900 Numbers of the Past

Today, a 900 number quite often conjures up images of phone sex operators, but during the 1980s and 1990s, 900 numbers were used for all sorts of things. The very earliest 900 numbers weren’t built around exorbitant per-minute charges, but only set callers back for the normal long-distance charges. In March 1977, callers could dial a special 900 number and ask President Jimmy Carter a question for a national radio broadcast moderated by Walter Cronkite. Here are some of the other things that could be accomplished by dialing a 900 number:


People who were curious about what was going on during a space shuttle mission in the 1980s could call a 900 number provided by NASA and for $2 for the first minute and 45¢ per additional minute listen in on mission status reports.

Kill Off Robin
DC Comics found itself in an awkward spot in 1988 when Batman fans became truly sick of Jason Todd, the second character to fill of the roll of Robin.

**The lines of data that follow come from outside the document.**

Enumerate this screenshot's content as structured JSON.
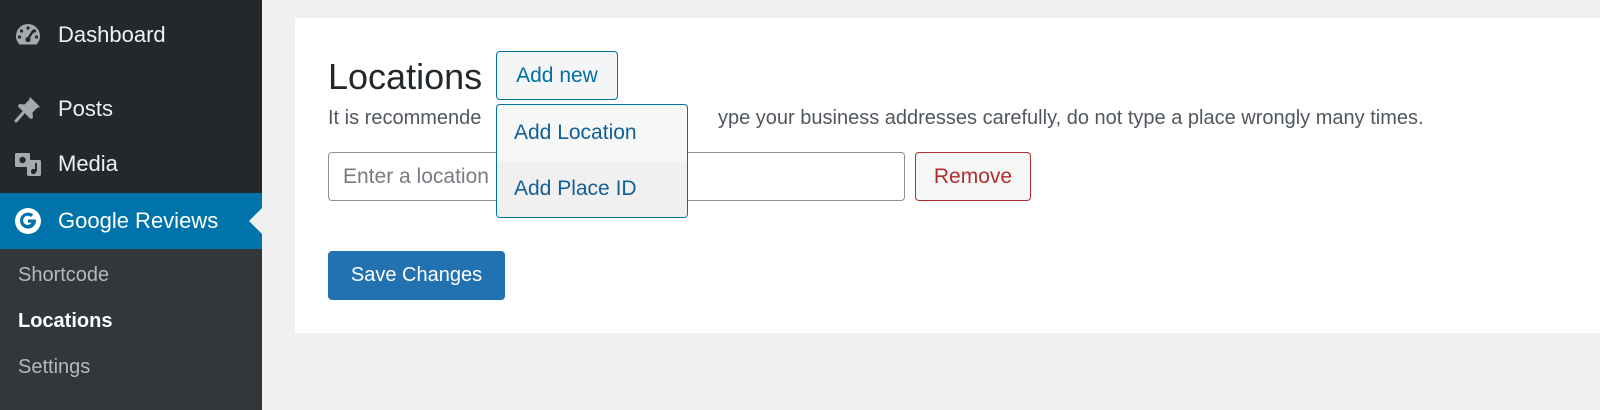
{
  "sidebar": {
    "items": [
      {
        "label": "Dashboard",
        "icon": "dashboard-icon"
      },
      {
        "label": "Posts",
        "icon": "pushpin-icon"
      },
      {
        "label": "Media",
        "icon": "media-icon"
      },
      {
        "label": "Google Reviews",
        "icon": "google-icon"
      }
    ],
    "submenu": [
      {
        "label": "Shortcode"
      },
      {
        "label": "Locations"
      },
      {
        "label": "Settings"
      }
    ]
  },
  "main": {
    "title": "Locations",
    "add_new_label": "Add new",
    "description_start": "It is recommende",
    "description_end": "ype your business addresses carefully, do not type a place wrongly many times.",
    "location_input_placeholder": "Enter a location",
    "remove_label": "Remove",
    "save_label": "Save Changes"
  },
  "dropdown": {
    "items": [
      {
        "label": "Add Location"
      },
      {
        "label": "Add Place ID"
      }
    ]
  },
  "colors": {
    "sidebar_bg": "#23282d",
    "submenu_bg": "#32373c",
    "accent": "#0073aa",
    "danger": "#b32d2e"
  }
}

DC didn’t know what to do with the character, so the writers let the fans decide by calling a 900 number that gave voters a 36-hour window to vote on whether the Boy Wonder should live or die. In case you’re curious, fans killed off Robin by a thin margin of 5,343 to 5,271.

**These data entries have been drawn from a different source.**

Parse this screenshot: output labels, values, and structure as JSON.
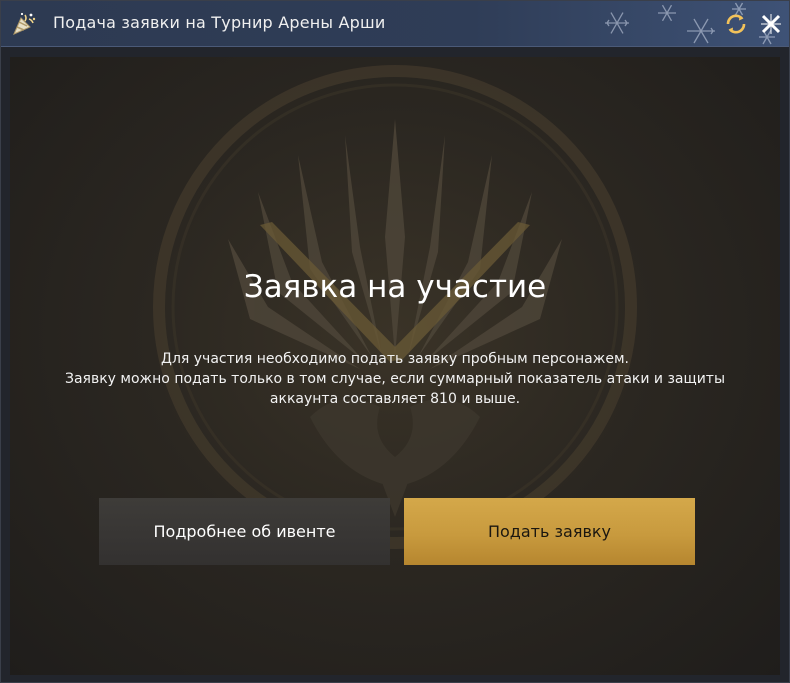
{
  "window": {
    "title": "Подача заявки на Турнир Арены Арши",
    "icons": {
      "title": "party-popper-icon",
      "refresh": "refresh-icon",
      "close": "close-icon",
      "decoration": "snowflake-icon"
    }
  },
  "main": {
    "heading": "Заявка на участие",
    "description_lines": [
      "Для участия необходимо подать заявку пробным персонажем.",
      "Заявку можно подать только в том случае, если суммарный показатель атаки и защиты",
      "аккаунта составляет 810 и выше."
    ],
    "emblem_icon": "arena-sword-emblem-icon"
  },
  "buttons": {
    "info_label": "Подробнее об ивенте",
    "apply_label": "Подать заявку"
  },
  "colors": {
    "titlebar": "#2f3d57",
    "accent_gold": "#c89a3e",
    "button_dark": "#383634"
  }
}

Save Larry the Lobster
In 1983, Saturday Night Live ran a sketch in which Eddie Murphy held up “Larry the Lobster” and let viewers call a 900 number to decide whether or not he would boil the tasty crustacean. The voters had a soft spot for Larry and narrowly voted to save him from the pot.

Pick Your President
During the 1980 presidential debate, NBC allowed viewers to call a 900 number to log their preference for Jimmy Carter or Ronald Reagan. The results were the same as the actual election — the audience preferred Reagan.

Listen To the Indy 500 Pit Crew
In the early 1990s, open-wheel racing fans could listen in on the banter between Indy 500 drivers and their pit crews for $1.50 a minute. Since most of the discussion was full of highly technical jargon, the line also had a commentator who translated the lingo for the average fan.